A number of new ideas are featured, of which the discussion of the performances and placing them chronologically in Django’s life story are the most important. Welcome too, will be the large microgroove index/ commentary. The text is set in a standard typewriter face, reproduced full size and interspersed with numerous photographs and other illustrations.
My only criticism is that a book of this importance should have been presented in a more durable form, by reducing the page size (which I find a little unwieldy) and going for a proper case-binding, which I’m sure would not have been much more costly than the chosen method. For full details on price, etc. see the advert in issue 48, p. 203.
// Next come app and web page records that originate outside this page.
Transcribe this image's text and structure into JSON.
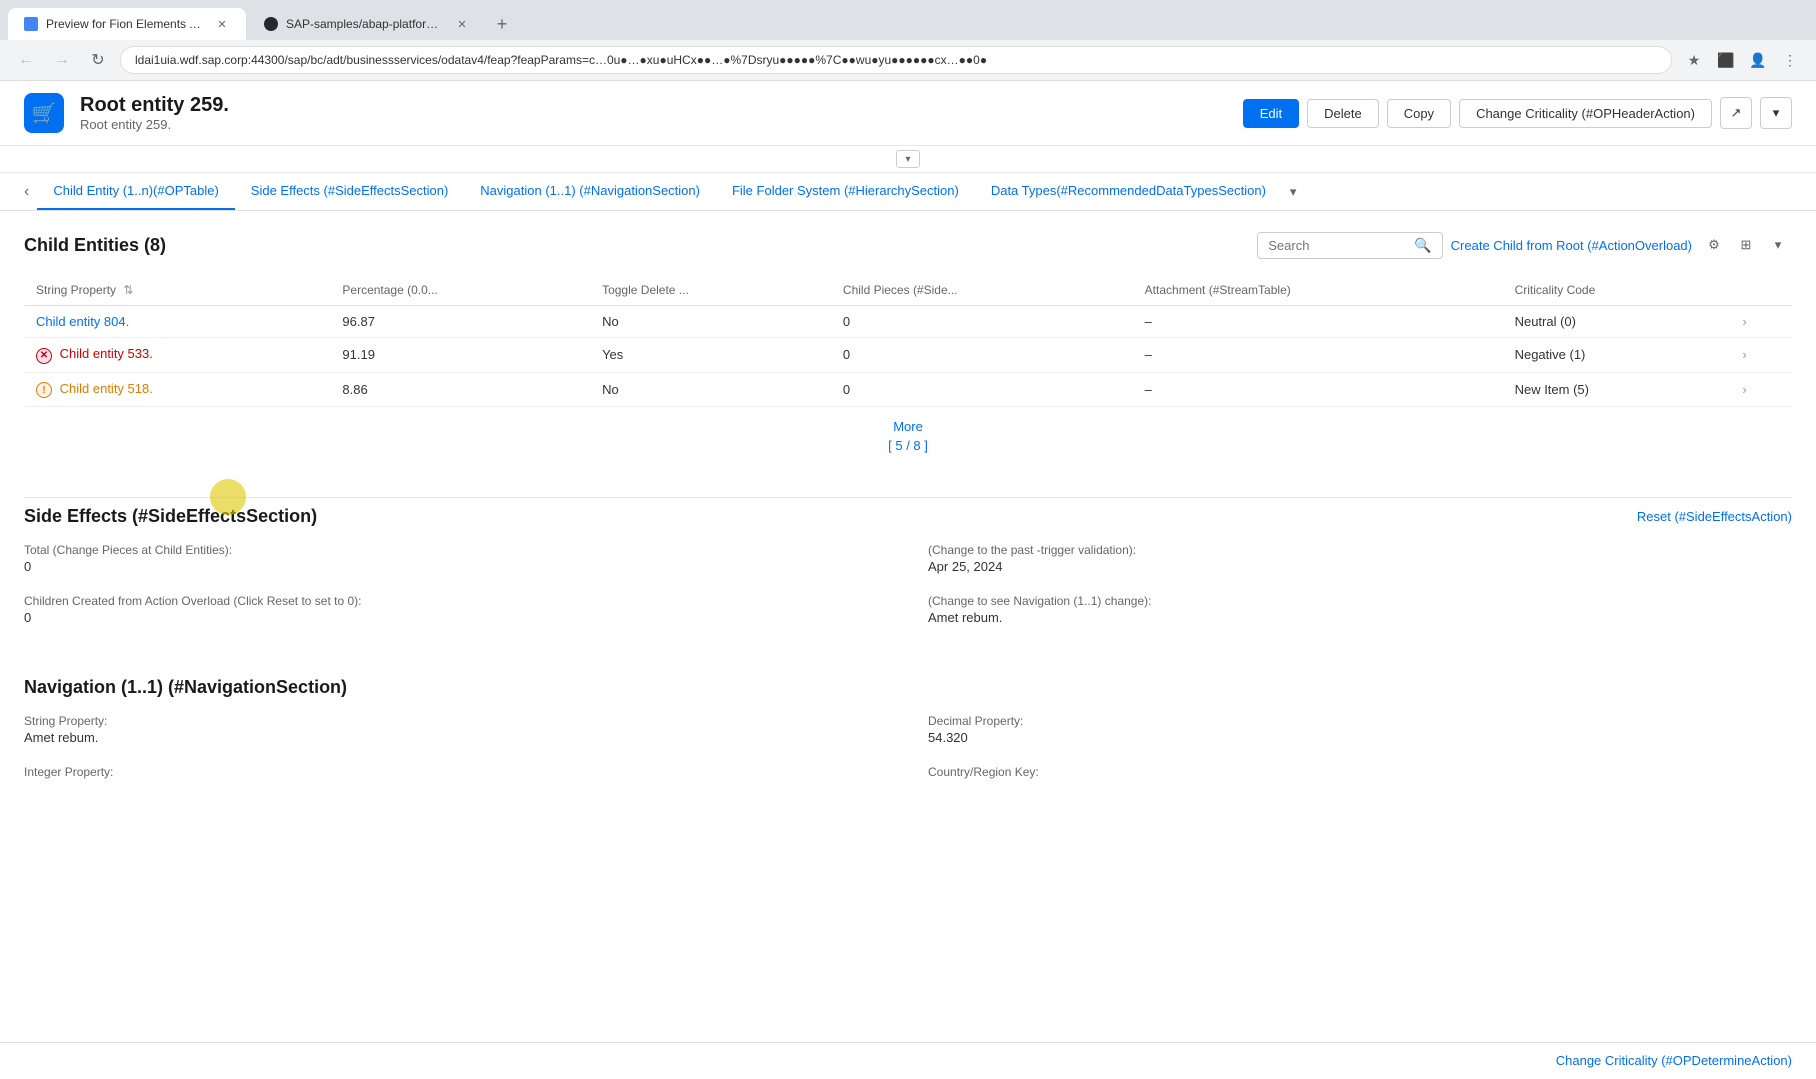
{
  "browser": {
    "tabs": [
      {
        "id": "tab1",
        "favicon": "app",
        "label": "Preview for Fion Elements App",
        "active": true
      },
      {
        "id": "tab2",
        "favicon": "gh",
        "label": "SAP-samples/abap-platform-fi...",
        "active": false
      }
    ],
    "address": "ldai1uia.wdf.sap.corp:44300/sap/bc/adt/businessservices/odatav4/feap?feapParams=c…0u●…●xu●uHCx●●…●%7Dsryu●●●●●%7C●●wu●yu●●●●●●cx…●●0●"
  },
  "header": {
    "logo_icon": "📦",
    "title": "Root entity 259.",
    "subtitle": "Root entity 259.",
    "actions": {
      "edit_label": "Edit",
      "delete_label": "Delete",
      "copy_label": "Copy",
      "change_criticality_label": "Change Criticality (#OPHeaderAction)"
    }
  },
  "tab_nav": {
    "items": [
      {
        "id": "t1",
        "label": "Child Entity (1..n)(#OPTable)",
        "active": true
      },
      {
        "id": "t2",
        "label": "Side Effects (#SideEffectsSection)",
        "active": false
      },
      {
        "id": "t3",
        "label": "Navigation (1..1) (#NavigationSection)",
        "active": false
      },
      {
        "id": "t4",
        "label": "File Folder System (#HierarchySection)",
        "active": false
      },
      {
        "id": "t5",
        "label": "Data Types(#RecommendedDataTypesSection)",
        "active": false
      }
    ]
  },
  "child_entities": {
    "section_title": "Child Entities (8)",
    "search_placeholder": "Search",
    "create_link": "Create Child from Root (#ActionOverload)",
    "columns": [
      {
        "id": "string_property",
        "label": "String Property"
      },
      {
        "id": "percentage",
        "label": "Percentage (0.0..."
      },
      {
        "id": "toggle_delete",
        "label": "Toggle Delete ..."
      },
      {
        "id": "child_pieces",
        "label": "Child Pieces (#Side..."
      },
      {
        "id": "attachment",
        "label": "Attachment (#StreamTable)"
      },
      {
        "id": "criticality_code",
        "label": "Criticality Code"
      }
    ],
    "rows": [
      {
        "id": "r1",
        "string_property": "Child entity 804.",
        "badge": null,
        "percentage": "96.87",
        "toggle_delete": "No",
        "child_pieces": "0",
        "attachment": "–",
        "criticality_code": "Neutral (0)"
      },
      {
        "id": "r2",
        "string_property": "Child entity 533.",
        "badge": "error",
        "percentage": "91.19",
        "toggle_delete": "Yes",
        "child_pieces": "0",
        "attachment": "–",
        "criticality_code": "Negative (1)"
      },
      {
        "id": "r3",
        "string_property": "Child entity 518.",
        "badge": "warn",
        "percentage": "8.86",
        "toggle_delete": "No",
        "child_pieces": "0",
        "attachment": "–",
        "criticality_code": "New Item (5)"
      }
    ],
    "more_label": "More",
    "pagination": "[ 5 / 8 ]"
  },
  "side_effects": {
    "section_title": "Side Effects (#SideEffectsSection)",
    "reset_link": "Reset (#SideEffectsAction)",
    "fields": [
      {
        "label": "Total (Change Pieces at Child Entities):",
        "value": "0",
        "col": "left"
      },
      {
        "label": "(Change to the past -trigger validation):",
        "value": "Apr 25, 2024",
        "col": "right"
      },
      {
        "label": "Children Created from Action Overload (Click Reset to set to 0):",
        "value": "0",
        "col": "left"
      },
      {
        "label": "(Change to see Navigation (1..1) change):",
        "value": "Amet rebum.",
        "col": "right"
      }
    ]
  },
  "navigation_section": {
    "section_title": "Navigation (1..1) (#NavigationSection)",
    "fields": [
      {
        "label": "String Property:",
        "value": "Amet rebum.",
        "col": "left"
      },
      {
        "label": "Decimal Property:",
        "value": "54.320",
        "col": "right"
      },
      {
        "label": "Integer Property:",
        "value": "",
        "col": "left"
      },
      {
        "label": "Country/Region Key:",
        "value": "",
        "col": "right"
      }
    ]
  },
  "bottom_bar": {
    "action_label": "Change Criticality (#OPDetermineAction)"
  }
}
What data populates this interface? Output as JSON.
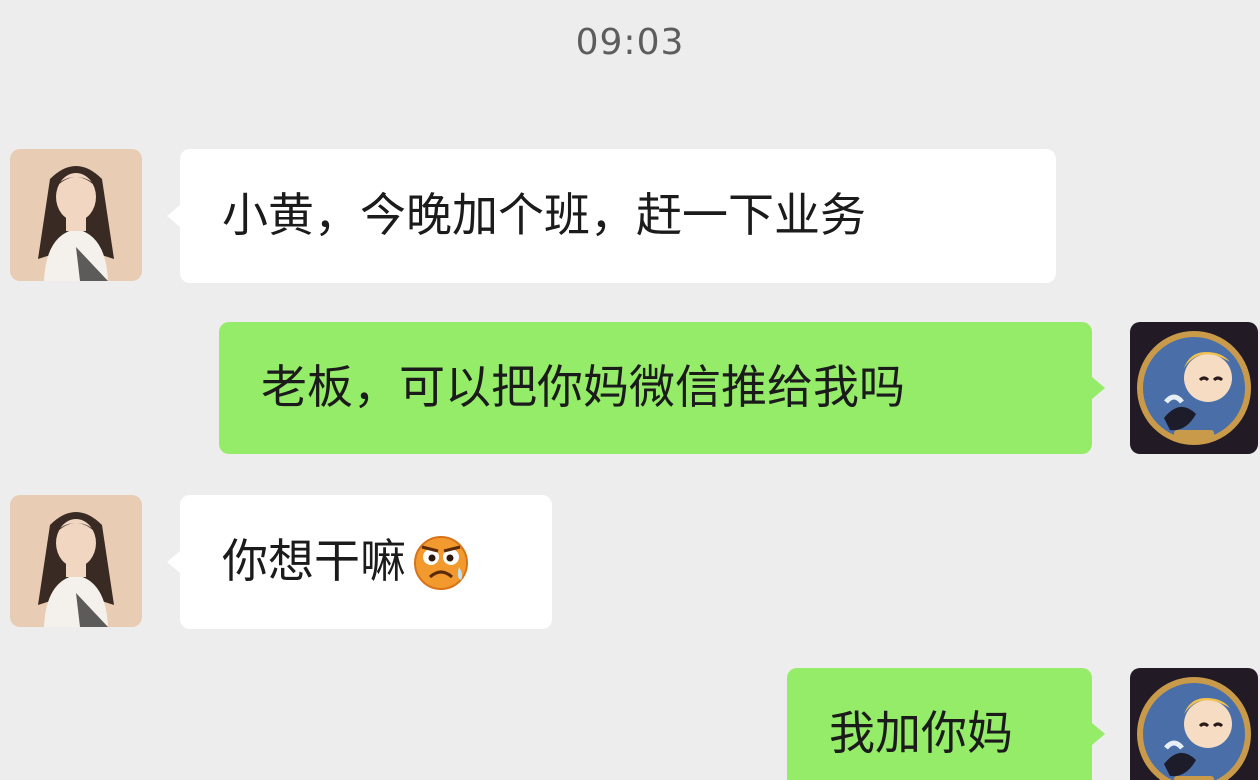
{
  "chat": {
    "timestamp": "09:03",
    "messages": [
      {
        "sender": "boss",
        "direction": "incoming",
        "text": "小黄，今晚加个班，赶一下业务",
        "avatar_icon": "woman-portrait-avatar"
      },
      {
        "sender": "me",
        "direction": "outgoing",
        "text": "老板，可以把你妈微信推给我吗",
        "avatar_icon": "anime-character-avatar"
      },
      {
        "sender": "boss",
        "direction": "incoming",
        "text": "你想干嘛",
        "emoji": "angry-sweat-emoji",
        "avatar_icon": "woman-portrait-avatar"
      },
      {
        "sender": "me",
        "direction": "outgoing",
        "text": "我加你妈",
        "avatar_icon": "anime-character-avatar"
      }
    ]
  },
  "colors": {
    "background": "#ededed",
    "incoming_bubble": "#ffffff",
    "outgoing_bubble": "#95ec69",
    "timestamp_text": "#5d5d5d"
  }
}
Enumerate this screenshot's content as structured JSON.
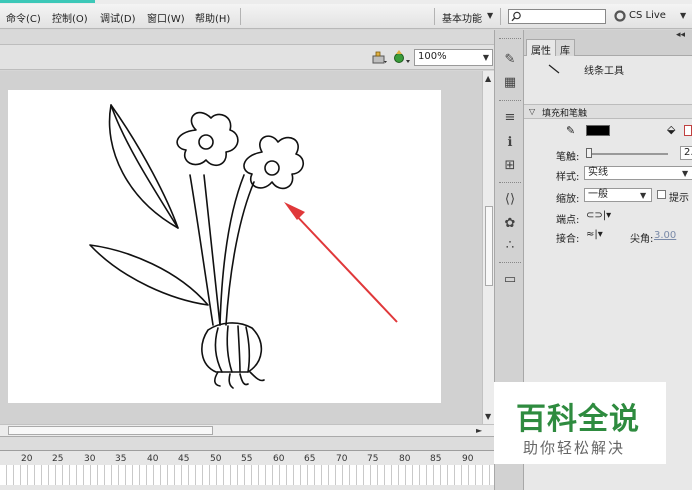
{
  "menu": {
    "items": [
      "命令(C)",
      "控制(O)",
      "调试(D)",
      "窗口(W)",
      "帮助(H)"
    ],
    "workspace_label": "基本功能",
    "search_placeholder": "",
    "cslive_label": "CS Live"
  },
  "stage": {
    "zoom": "100%"
  },
  "timeline": {
    "ruler_labels": [
      "20",
      "25",
      "30",
      "35",
      "40",
      "45",
      "50",
      "55",
      "60",
      "65",
      "70",
      "75",
      "80",
      "85",
      "90"
    ]
  },
  "panel": {
    "tabs": [
      "属性",
      "库"
    ],
    "tool_name": "线条工具",
    "section_fill_stroke": "填充和笔触",
    "stroke_label": "笔触:",
    "stroke_value": "2.",
    "style_label": "样式:",
    "style_value": "实线",
    "scale_label": "缩放:",
    "scale_value": "一般",
    "hint_label": "提示",
    "cap_label": "端点:",
    "join_label": "接合:",
    "miter_label": "尖角:",
    "miter_value": "3.00"
  },
  "watermark": {
    "title": "百科全说",
    "subtitle": "助你轻松解决"
  },
  "colors": {
    "stroke_color": "#000000",
    "arrow_color": "#e0383a",
    "watermark_green": "#2e8b3f"
  }
}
Laurie Wright
FUD CANDRIX - Introducing Mr. Candrix
Midnite In Harlem; Always; Milenberg Joys; Swing-night In Dixieland; Waddlin’ At The Waldorf; Frankie And Johnny//At The Woodchopper's Ball; Shoot Me The Meat Balls Dominick Boy; Table d'Hote; Introducing Mr. Basie; The Oldest Swinger In Harlem; Broadway Shuffle
Historia H 649
Although hardly vintage jazz, this inexpensive album of Europe’s Count Basie styled orchestra should not pass without mention, for the music is of good quality, and the transfers beautifully clean. The selection is of odd sides apart from the coupling from Telefunken A2737 which appeared just before the war. There is a good case for a